JMIR: The Role of Health Kiosks: Scoping Review (2)

11 April, 2022

[Note from HIFA moderator, Neil PW: The message below is a response to: and here is the direct link to the review: ]]

Hadfield Medical Centre [UK] created a health kiosk and information room attached to its waiting room in 1996. The information room was run by patients and for patients. The information room and touch key information booth acted very well as indicators and invitations for culture change - ie it is your health and wellbeing take a little more charge of your health yourself.

The patients ran a patient electronic health record group, walking group, blood pressure group, information and library group and had open days for the UK General Medical Council, Microsoft (whilst Microsoft was developing Microsoft Healthvault Microsoft HealthVault - Wikipedia

The cultural changes associated with more patient activation are well described in a Manchester University Study which I can supply if any one wishes to see the report.

Summary This report was commissioned as part of the ERDIP Patient Held Records, Modernisation Enabling Project[1] at Hadfield Medical Centre (HMC), in order to document and analyse the background to the organisation and its culture prior to its involvement in the current project. This report endeavours to explain the practice’s activities with respect to patient involvement, patient access to their records, and health information relative to the NHS Plan. This is achieved by examining the process of organisational change, the organisational structure, and the culture and leadership of the HMC. The report draws on empirical evidence from a variety of sources related to HMC as well as a range of theoretical models which are used to present the data.



ERDIP (Hansard, 1 February 2002) (


"Dr Richard Fitton, staff and patient volunteers at the HMC have worked hard to promote and to maintain the momentum of patient participation for over seven years. The focus of change has been emergent change – an open-ended and continuous process of adaptation to changing conditions and circumstances. The main aspects of emergent change are discussed;

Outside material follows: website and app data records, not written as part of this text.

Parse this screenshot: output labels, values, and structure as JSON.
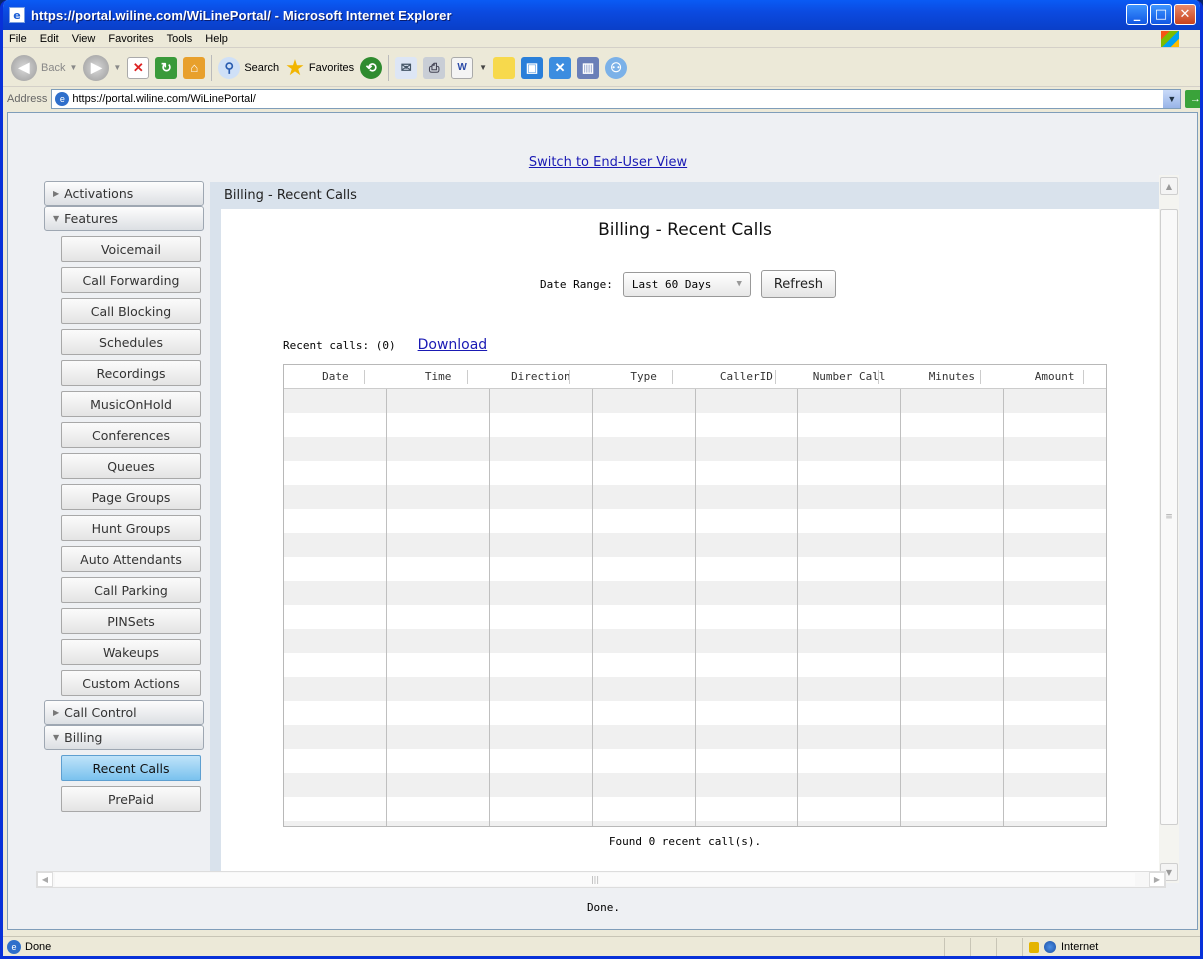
{
  "window": {
    "title": "https://portal.wiline.com/WiLinePortal/ - Microsoft Internet Explorer"
  },
  "menu": [
    "File",
    "Edit",
    "View",
    "Favorites",
    "Tools",
    "Help"
  ],
  "toolbar": {
    "back_label": "Back",
    "search_label": "Search",
    "favorites_label": "Favorites"
  },
  "address": {
    "label": "Address",
    "url": "https://portal.wiline.com/WiLinePortal/",
    "go_label": "Go"
  },
  "page": {
    "switch_link": "Switch to End-User View",
    "breadcrumb": "Billing - Recent Calls",
    "title": "Billing - Recent Calls",
    "date_range_label": "Date Range:",
    "date_range_value": "Last 60 Days",
    "refresh_label": "Refresh",
    "recent_calls_label": "Recent calls: (0)",
    "download_label": "Download",
    "found_text": "Found 0 recent call(s).",
    "done_text": "Done."
  },
  "nav": {
    "activations": "Activations",
    "features": "Features",
    "feature_items": [
      "Voicemail",
      "Call Forwarding",
      "Call Blocking",
      "Schedules",
      "Recordings",
      "MusicOnHold",
      "Conferences",
      "Queues",
      "Page Groups",
      "Hunt Groups",
      "Auto Attendants",
      "Call Parking",
      "PINSets",
      "Wakeups",
      "Custom Actions"
    ],
    "call_control": "Call Control",
    "billing": "Billing",
    "billing_items": [
      "Recent Calls",
      "PrePaid"
    ],
    "active_item": "Recent Calls"
  },
  "table": {
    "columns": [
      "Date",
      "Time",
      "Direction",
      "Type",
      "CallerID",
      "Number Call",
      "Minutes",
      "Amount"
    ],
    "rows": []
  },
  "status": {
    "text": "Done",
    "zone": "Internet"
  },
  "colors": {
    "title_bar": "#0a4ae0",
    "link": "#1a1ab4",
    "active_nav": "#7ac2ee",
    "pane_header": "#d9e2ec"
  }
}
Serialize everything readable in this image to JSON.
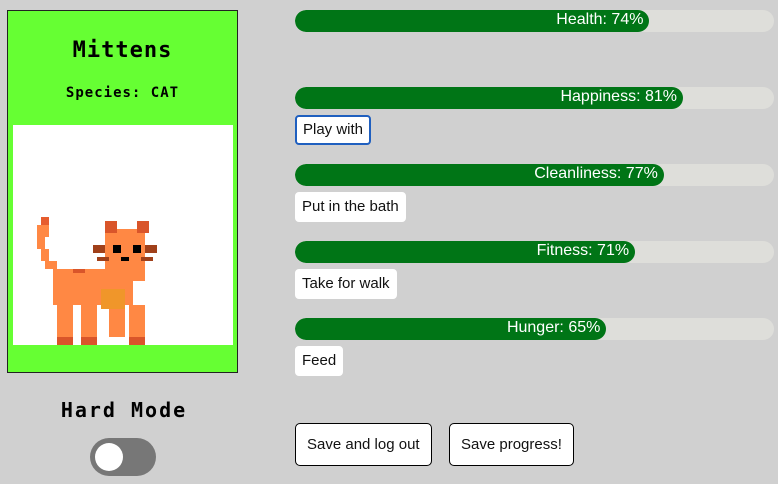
{
  "pet": {
    "name": "Mittens",
    "species": "Species: CAT"
  },
  "mode": {
    "label": "Hard Mode",
    "enabled": false
  },
  "stats": [
    {
      "key": "health",
      "label": "Health: 74%",
      "value": 74
    },
    {
      "key": "happiness",
      "label": "Happiness: 81%",
      "value": 81,
      "action": "Play with"
    },
    {
      "key": "cleanliness",
      "label": "Cleanliness: 77%",
      "value": 77,
      "action": "Put in the bath"
    },
    {
      "key": "fitness",
      "label": "Fitness: 71%",
      "value": 71,
      "action": "Take for walk"
    },
    {
      "key": "hunger",
      "label": "Hunger: 65%",
      "value": 65,
      "action": "Feed"
    }
  ],
  "footer": {
    "save_logout": "Save and log out",
    "save_progress": "Save progress!"
  },
  "colors": {
    "card_bg": "#66ff33",
    "bar_fill": "#007516",
    "bar_track": "#dededa",
    "page_bg": "#d0d0d0"
  }
}
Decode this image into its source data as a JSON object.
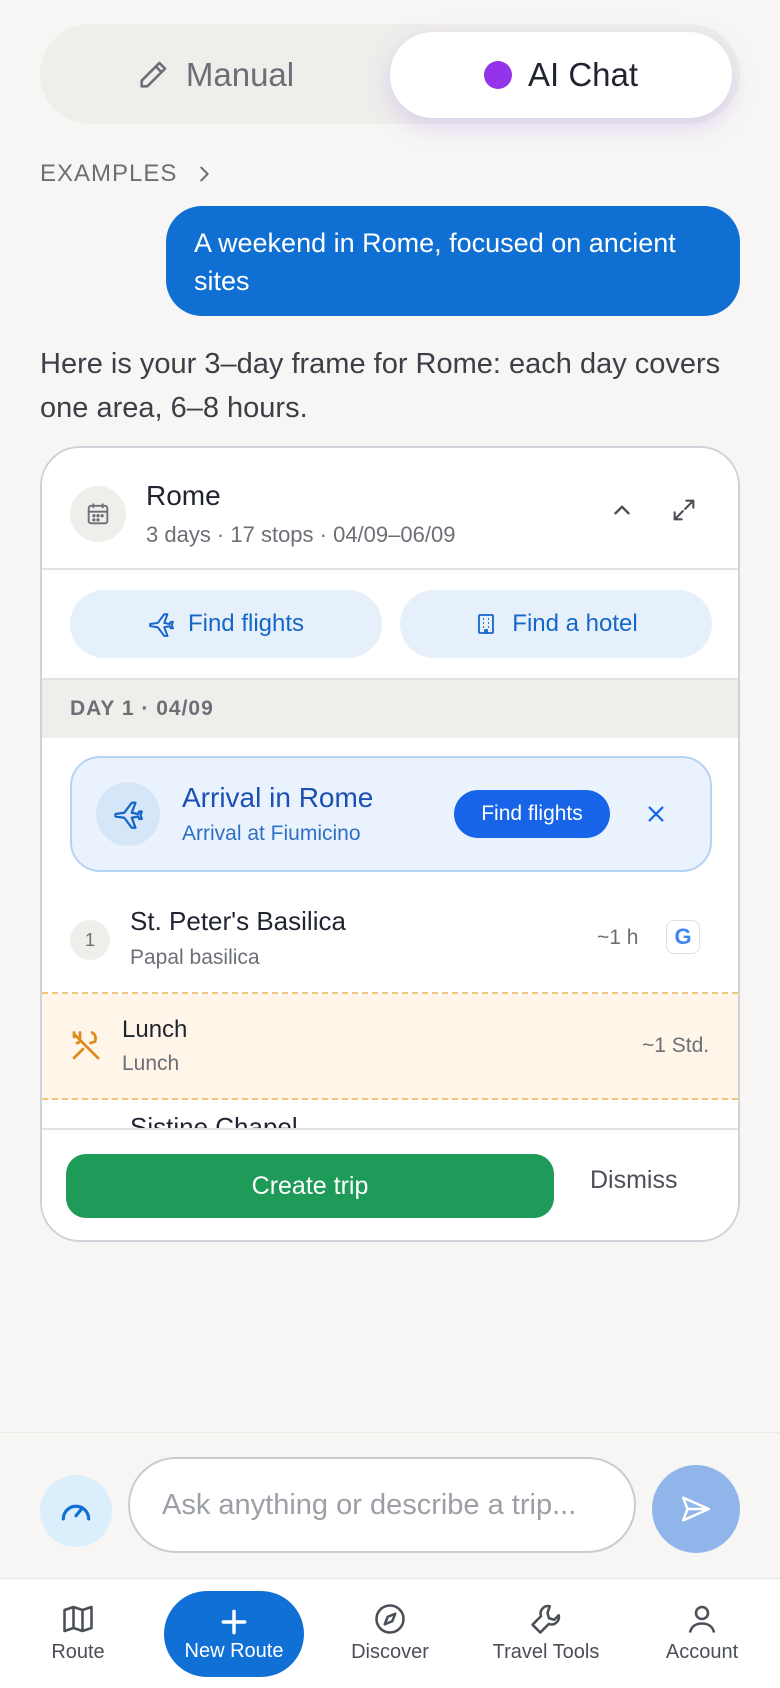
{
  "mode_toggle": {
    "manual_label": "Manual",
    "ai_label": "AI Chat"
  },
  "examples_label": "EXAMPLES",
  "user_message": "A weekend in Rome, focused on ancient sites",
  "assistant_message": "Here is your 3–day frame for Rome: each day covers one area, 6–8 hours.",
  "trip_card": {
    "title": "Rome",
    "subtitle": "3 days · 17 stops · 04/09–06/09",
    "find_flights_label": "Find flights",
    "find_hotel_label": "Find a hotel",
    "day_header": "DAY 1 · 04/09",
    "arrival": {
      "title": "Arrival in Rome",
      "subtitle": "Arrival at Fiumicino",
      "button_label": "Find flights"
    },
    "stops": [
      {
        "number": "1",
        "title": "St. Peter's Basilica",
        "subtitle": "Papal basilica",
        "duration": "~1 h",
        "source_badge": "G"
      }
    ],
    "lunch": {
      "title": "Lunch",
      "subtitle": "Lunch",
      "duration": "~1 Std."
    },
    "next_stop_partial": "Sistine Chapel",
    "create_label": "Create trip",
    "dismiss_label": "Dismiss"
  },
  "composer": {
    "placeholder": "Ask anything or describe a trip..."
  },
  "bottom_nav": {
    "route": "Route",
    "new_route": "New Route",
    "discover": "Discover",
    "travel_tools": "Travel Tools",
    "account": "Account"
  },
  "colors": {
    "primary_blue": "#0f6fd2",
    "create_green": "#1e9a59",
    "ai_dot_purple": "#9333ea",
    "lunch_orange": "#e08a1e"
  }
}
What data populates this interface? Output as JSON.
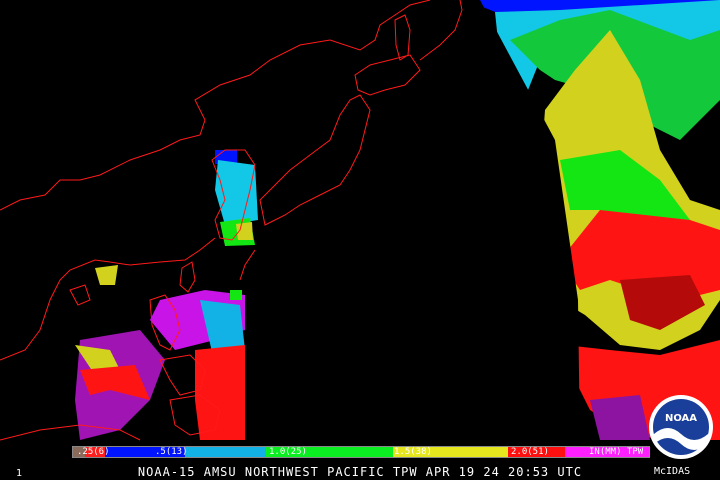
{
  "title": "NOAA-15 AMSU NORTHWEST PACIFIC TPW APR 19 24 20:53 UTC",
  "frame_number": "1",
  "credit": "McIDAS",
  "logo_text": "NOAA",
  "legend": {
    "segments": [
      {
        "color": "#8a6a5a",
        "frac": 0.02
      },
      {
        "color": "#ff1e1e",
        "frac": 0.035
      },
      {
        "color": "#0014ff",
        "frac": 0.14
      },
      {
        "color": "#12b2e6",
        "frac": 0.14
      },
      {
        "color": "#0aee22",
        "frac": 0.22
      },
      {
        "color": "#e6e61e",
        "frac": 0.2
      },
      {
        "color": "#ff1010",
        "frac": 0.1
      },
      {
        "color": "#ff20ff",
        "frac": 0.145
      }
    ],
    "labels": [
      ".25(6)",
      ".5(13)",
      "1.0(25)",
      "1.5(38)",
      "2.0(51)",
      "IN(MM) TPW"
    ]
  },
  "colors": {
    "coastline": "#ff1a1a",
    "no_data": "#000000",
    "dry_blue": "#0014ff",
    "cyan": "#12c8e6",
    "green": "#14e614",
    "yellow": "#d2d21e",
    "red": "#ff1414",
    "magenta": "#c814e6"
  }
}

· Organisational structure; the practice has become increasingly patient-focused through the formation of a patient participation group (PPG) in 1993 to meet regularly with the GP and practice staff to consider all aspects of the practice operation. In particular, commissioning and computer strategy have been considered. Internal support has been gained through collaboration on the design of a new practice building, and in particular the setting up of a patient information room, including a touch screen computer for patient information. Synergy between the various parties has been demonstrated by the formation of self-help groups for patients with heart problems, and those who take their own blood pressure readings.

· Organisational culture; defined as “*the particular set of values, beliefs, customs and systems that are unique to that organisation*”

[1]. Culture is shown through the basic assumptions that people work in a team, and each person’s skill and knowledge is valued.; people are considered to be very important and valued whatever they can contribute.


[1] Burnes. B. (2000), *Managing Change – A Strategic Approach to Organisational Dynamics *(3rd edition), Pearson Education Limited: Essex"

HIFA profile: Richard Fitton is a retired family doctor - GP. Professional interests: Health literacy, patient partnership of trust and implementation of healthcare with professionals, family and public involvement in the prevention of modern lifestyle diseases, patients using access to professional records to overcome confidentiality barriers to care, patients as part of the policing of the use of their patient data. Email address: richardpeterfitton7 AT